Since it was a Saturday night, he got a call from 223 less than twenty minutes later. Now they were standing outside of her door, shouting and threatening her. So he came back out, chased them all back to their rooms and told them they weren't allowed to rent here anymore, that when morning came, they were out. When I came on at 9am, he told me about all of this, and we made a list of which rooms had to leave. He had already DNR'd them in the computer (added them to our Do Not Rent list).
Now, out of those five rooms, only one checked out Sunday morning without a fuss. The other four all came to the desk saying they'd like to pay for another night, and acted shocked when I advised them that they had to leave due to the goings on the previous night: "I don't know what you're talking about," they said, flabbergasted that such fine, upstanding citizens such as themselves could be impugned in this manner. "I wasn't involved in none of that. That wasn't me!" As though we clerks don't communicate with one another, and like we can't check the security cameras to see what happened. Right.
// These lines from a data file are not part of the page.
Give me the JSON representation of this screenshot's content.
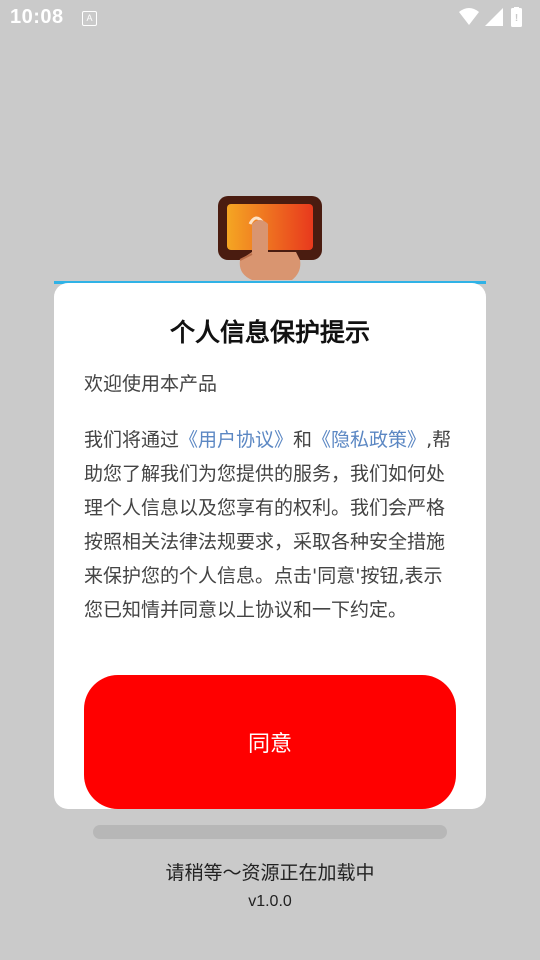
{
  "status_bar": {
    "time": "10:08",
    "notification_icon": "A"
  },
  "dialog": {
    "title": "个人信息保护提示",
    "welcome": "欢迎使用本产品",
    "body_pre": "我们将通过",
    "link_user_agreement": "《用户协议》",
    "body_and": "和",
    "link_privacy_policy": "《隐私政策》",
    "body_post": ",帮助您了解我们为您提供的服务，我们如何处理个人信息以及您享有的权利。我们会严格按照相关法律法规要求，采取各种安全措施来保护您的个人信息。点击'同意'按钮,表示您已知情并同意以上协议和一下约定。",
    "agree_label": "同意"
  },
  "loading": {
    "progress": 0,
    "text": "请稍等～资源正在加载中",
    "version": "v1.0.0"
  },
  "colors": {
    "accent_button": "#ff0000",
    "link": "#5b87c3",
    "dialog_top_line": "#2fb2e6"
  }
}
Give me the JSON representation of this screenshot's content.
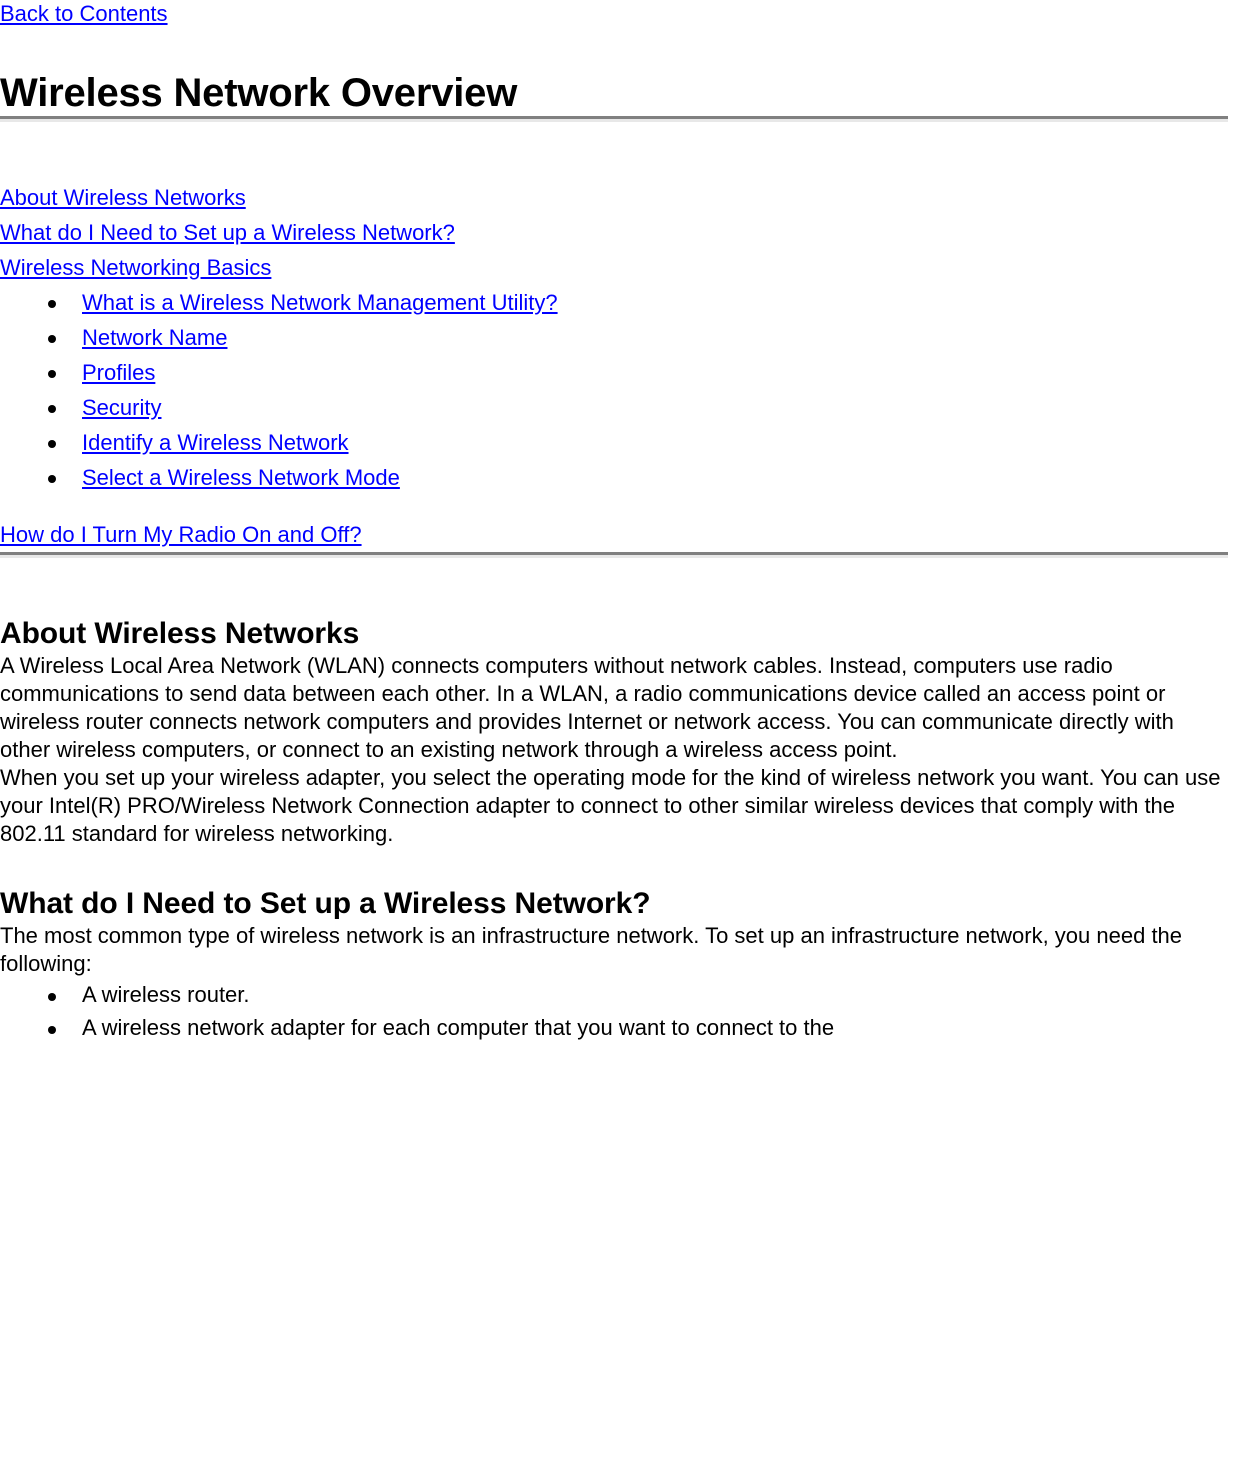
{
  "nav": {
    "back_link": "Back to Contents"
  },
  "header": {
    "title": "Wireless Network Overview"
  },
  "toc": {
    "links": [
      "About Wireless Networks",
      "What do I Need to Set up a Wireless Network?",
      "Wireless Networking Basics"
    ],
    "sub_links": [
      "What is a Wireless Network Management Utility?",
      "Network Name",
      "Profiles",
      "Security",
      "Identify a Wireless Network",
      "Select a Wireless Network Mode"
    ],
    "final_link": "How do I Turn My Radio On and Off?"
  },
  "sections": [
    {
      "heading": "About Wireless Networks",
      "paragraphs": [
        "A Wireless Local Area Network (WLAN) connects computers without network cables. Instead, computers use radio communications to send data between each other. In a WLAN, a radio communications device called an access point or wireless router connects network computers and provides Internet or network access. You can communicate directly with other wireless computers, or connect to an existing network through a wireless access point.",
        "When you set up your wireless adapter, you select the operating mode for the kind of wireless network you want. You can use your Intel(R) PRO/Wireless Network Connection adapter to connect to other similar wireless devices that comply with the 802.11 standard for wireless networking."
      ]
    },
    {
      "heading": "What do I Need to Set up a Wireless Network?",
      "paragraphs": [
        "The most common type of wireless network is an infrastructure network. To set up an infrastructure network, you need the following:"
      ],
      "items": [
        "A wireless router.",
        "A wireless network adapter for each computer that you want to connect to the"
      ]
    }
  ],
  "colors": {
    "link": "#0000FF",
    "text": "#000000",
    "rule_top": "#808080",
    "rule_bottom": "#E8E8E8",
    "background": "#FFFFFF"
  }
}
And then when I'd tell them that the night clerk had specifically mentioned them, and we knew they were involved, they'd play their next card: "I've been here for a week!" So? "After all that money I spent here?" Yeah, spending money doesn't give you the right to harass other guests. Amazing, isn't it?
They're like children, I swear. Denying eating the cookie when they've got chocolate smeared all over their face.
Fast forward an hour. The housekeeper for that section has readied 110 for them, so I try calling upstairs. No response. I try back fifteen minutes later, in case someone had stepped into the bathroom or outside. No answer. So I turn the message light on. An hour later, I haven't heard from her still, so I try calling again. No dice. I go outside to talk to one of the housekeepers about another room, and I see her car is still in our parking lot, so when Lupe calls down to see about whether 208 is still moving, I ask her to knock on their door. Nothing. I deal with a few calls and check ins down at the desk, while also trying to call up to 208, and even after letting it ring for five minutes straight (I timed it), there's no answer. As soon as I can get away from the desk, I go upstairs and find Lupe outside 208, knocking. "Housekeeping!" she says. There's no answer.
She tries again. "Housekeeping!" We listen, and hear a baby start crying inside, but nothing else. We look at each other, and she shrugs and hands me the skeleton key.
Now, if there is one thing I hate, it's opening the door to a room when there's no answer but there is supposed to be someone inside, and that reluctance dates back to the time I found the dead woman. I'll get around to telling that story someday. I really do not like doing it. Plus, with some of the people we have here, you never know what you're going to find in a room, empty or otherwise.
I knock. "Front desk!" I take a deep breath and knock again, then unlock the door and push it slightly open. I see a person sleeping on each bed in the room. "Excuse me," I say loudly. Neither one moves. "Hello, miss? Excuse me!" I continue knocking on the open door, and practically shouting "excuse me" at them. Finally, one stirs. They were just sleeping real hard. She comes down to the office to get the key for 110 a few minutes later and apologizes.
Goddamnitall, why do people have to get me all freaked out like that? And how hard can a person sleep? I wasn't shouting, like the time 112 got locked out while some chick was nodding out inside, but it was close.